In response to an increasing number of
motor-vehicle accidents across the nation, the U.S. Congress enacts a federal
statute, titled the Don’t Text and Drive
Act (the Act). The senate report for the Act attributes the increase in
motor-vehicle accidents to a rise in the number of drivers, particularly
teenagers, who send and receive text messages while driving. The senate report
finds that these accidents cost billions of dollars annually in economic losses,
personal injury, and overall societal harm, and that they interfere with the
well-being and educational prospects of their teenager victims. The senate
report further asserts that this problem requires a national solution, because

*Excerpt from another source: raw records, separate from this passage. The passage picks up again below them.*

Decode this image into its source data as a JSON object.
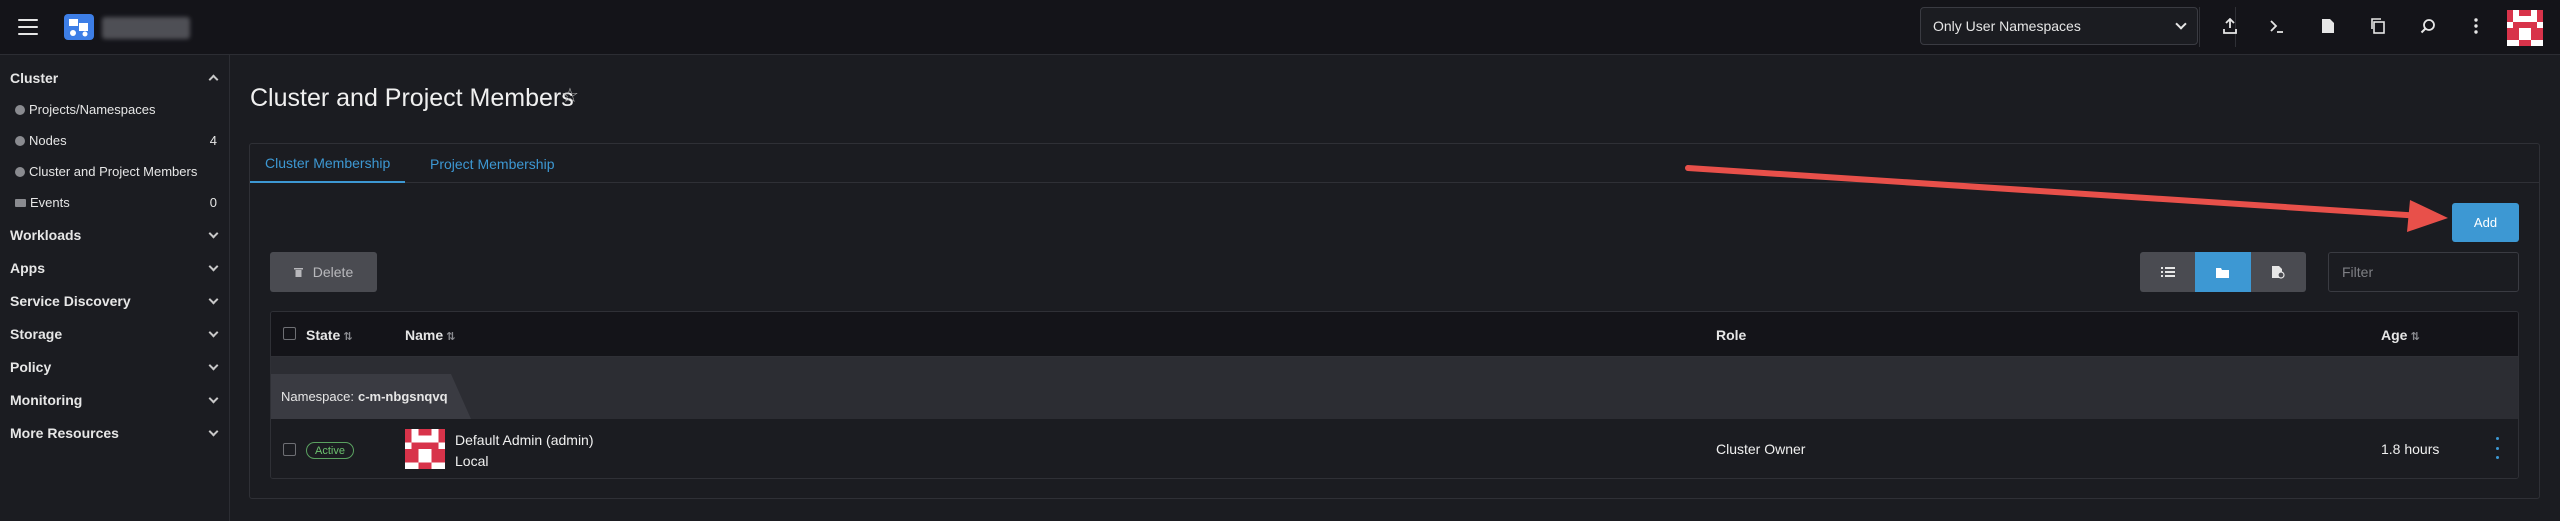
{
  "header": {
    "namespace_filter": "Only User Namespaces",
    "icons": [
      "import-yaml-icon",
      "kubectl-shell-icon",
      "download-kubeconfig-icon",
      "copy-kubeconfig-icon",
      "search-icon",
      "more-icon"
    ]
  },
  "sidebar": {
    "groups": [
      {
        "label": "Cluster",
        "expanded": true
      },
      {
        "label": "Workloads"
      },
      {
        "label": "Apps"
      },
      {
        "label": "Service Discovery"
      },
      {
        "label": "Storage"
      },
      {
        "label": "Policy"
      },
      {
        "label": "Monitoring"
      },
      {
        "label": "More Resources"
      }
    ],
    "cluster_items": [
      {
        "label": "Projects/Namespaces",
        "count": ""
      },
      {
        "label": "Nodes",
        "count": "4"
      },
      {
        "label": "Cluster and Project Members",
        "count": ""
      },
      {
        "label": "Events",
        "count": "0"
      }
    ]
  },
  "page": {
    "title": "Cluster and Project Members",
    "tabs": [
      "Cluster Membership",
      "Project Membership"
    ],
    "add_label": "Add",
    "delete_label": "Delete",
    "filter_placeholder": "Filter"
  },
  "table": {
    "columns": {
      "state": "State",
      "name": "Name",
      "role": "Role",
      "age": "Age"
    },
    "group": {
      "prefix": "Namespace:",
      "name": "c-m-nbgsnqvq"
    },
    "rows": [
      {
        "state": "Active",
        "name": "Default Admin (admin)",
        "provider": "Local",
        "role": "Cluster Owner",
        "age": "1.8 hours"
      }
    ]
  },
  "colors": {
    "accent": "#3d98d3",
    "annotation_arrow": "#e8504a",
    "active_badge": "#6cc26f"
  }
}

states have failed to uniformly prohibit texting while driving.
The Act, as explained below, conditions
certain federal funding on the states’ prohibiting texting while driving, an
offense defined in the Act as “operating a motor vehicle while manually typing
or entering multiple letters, numbers, symbols, or other characters into a
wireless communications device.” Under
the Act, states have the discretion to impose civil or criminal penalties on
Any state that does not prohibit texting
while driving will lose 15 percent of the federal funds it receives to improve
the quality of its public K-12 education. The total amount that each state
would lose constitutes approximately 2 percent of an average state’s overall
- Is the Act constitutional? Explain.
Is the Act constitutional? Explain.